Powerlifting Programs XI: Madcow’s 5×5
Powerlifting Programs XII: The Texas Method
Powerlifting Programs XIII: 5/3/1 and Beyond 5/3/1
Powerlifting Programs XIV: The Cube Method
Powerlifting Programs XV: The Juggernaut Method
Powerlifting Programs XVI: Westside Barbell Method
Powerlifting Programs XVII: Sheiko Routines
Powerlifting Programs XVIII: Smolov and Smolov Junior
Powerlifting Programs XIX: Paul Carter’s Base Building
Powerlifting Programs XX: The Lilliebridge Method
Powerlifting Programs XXI: Jonnie Candito’s 6 Week Strength Program
Powerlifting Programs XXII: The Bulgarian Method for Powerlifting
Powerlifting Programs XXIII: Brian Carroll’s 10/20/Life
Powerlifting Programs XXIV: Destroy the Opposition by Jamie Lewis
Powerlifting Programs XXV: The Coan/Philippi Deadlift Routine

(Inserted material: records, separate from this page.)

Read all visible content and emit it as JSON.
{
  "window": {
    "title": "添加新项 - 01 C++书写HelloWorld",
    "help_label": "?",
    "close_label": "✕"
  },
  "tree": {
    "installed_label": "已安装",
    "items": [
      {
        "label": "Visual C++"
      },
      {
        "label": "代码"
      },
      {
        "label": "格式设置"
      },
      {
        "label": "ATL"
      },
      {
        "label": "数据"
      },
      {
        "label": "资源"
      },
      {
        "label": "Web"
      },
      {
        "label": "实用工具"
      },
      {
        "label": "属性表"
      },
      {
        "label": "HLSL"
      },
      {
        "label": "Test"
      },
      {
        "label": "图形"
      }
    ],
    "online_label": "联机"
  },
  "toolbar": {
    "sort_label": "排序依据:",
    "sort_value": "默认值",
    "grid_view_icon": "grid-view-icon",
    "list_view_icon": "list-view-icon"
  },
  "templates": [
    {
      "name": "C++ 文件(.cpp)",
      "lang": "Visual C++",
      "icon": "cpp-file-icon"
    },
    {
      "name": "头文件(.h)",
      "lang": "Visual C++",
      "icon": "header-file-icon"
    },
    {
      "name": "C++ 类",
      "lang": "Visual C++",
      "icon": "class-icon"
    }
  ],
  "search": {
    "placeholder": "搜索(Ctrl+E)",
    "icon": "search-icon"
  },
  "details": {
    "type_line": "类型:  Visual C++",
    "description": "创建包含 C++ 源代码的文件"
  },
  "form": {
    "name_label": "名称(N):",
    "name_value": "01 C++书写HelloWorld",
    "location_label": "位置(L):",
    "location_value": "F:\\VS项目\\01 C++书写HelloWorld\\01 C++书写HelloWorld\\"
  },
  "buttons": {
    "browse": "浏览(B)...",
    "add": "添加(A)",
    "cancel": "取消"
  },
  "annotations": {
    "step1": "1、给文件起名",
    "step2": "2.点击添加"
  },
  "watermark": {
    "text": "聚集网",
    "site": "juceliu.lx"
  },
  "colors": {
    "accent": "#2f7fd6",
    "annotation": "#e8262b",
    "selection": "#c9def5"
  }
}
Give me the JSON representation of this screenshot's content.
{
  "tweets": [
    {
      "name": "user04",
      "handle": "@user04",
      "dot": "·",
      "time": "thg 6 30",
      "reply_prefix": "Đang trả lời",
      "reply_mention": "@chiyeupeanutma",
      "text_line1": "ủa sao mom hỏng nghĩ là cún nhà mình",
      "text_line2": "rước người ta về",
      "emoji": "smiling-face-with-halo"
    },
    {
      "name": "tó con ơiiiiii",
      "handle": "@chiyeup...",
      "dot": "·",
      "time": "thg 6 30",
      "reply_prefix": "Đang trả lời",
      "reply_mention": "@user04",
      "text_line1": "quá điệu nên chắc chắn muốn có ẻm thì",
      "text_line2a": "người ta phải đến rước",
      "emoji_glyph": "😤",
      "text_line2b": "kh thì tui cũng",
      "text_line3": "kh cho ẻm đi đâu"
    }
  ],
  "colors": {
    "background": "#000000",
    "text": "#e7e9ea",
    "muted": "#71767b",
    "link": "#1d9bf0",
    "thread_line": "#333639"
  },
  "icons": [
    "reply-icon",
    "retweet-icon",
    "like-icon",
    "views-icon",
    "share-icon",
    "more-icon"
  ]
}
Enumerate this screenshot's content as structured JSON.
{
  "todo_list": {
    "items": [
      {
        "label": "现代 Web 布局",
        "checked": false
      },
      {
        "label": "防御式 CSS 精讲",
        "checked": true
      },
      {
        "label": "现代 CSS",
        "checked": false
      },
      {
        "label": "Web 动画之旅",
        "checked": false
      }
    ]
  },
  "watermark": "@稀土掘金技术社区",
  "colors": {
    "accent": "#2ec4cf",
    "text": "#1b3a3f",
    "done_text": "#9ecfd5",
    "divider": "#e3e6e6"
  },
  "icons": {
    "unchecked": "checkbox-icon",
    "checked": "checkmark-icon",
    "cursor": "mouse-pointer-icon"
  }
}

Powerlifting Programs XXVI: Korte’s 3×3
Powerlifting Programs XXVII: RTS Generalized Intermediate Program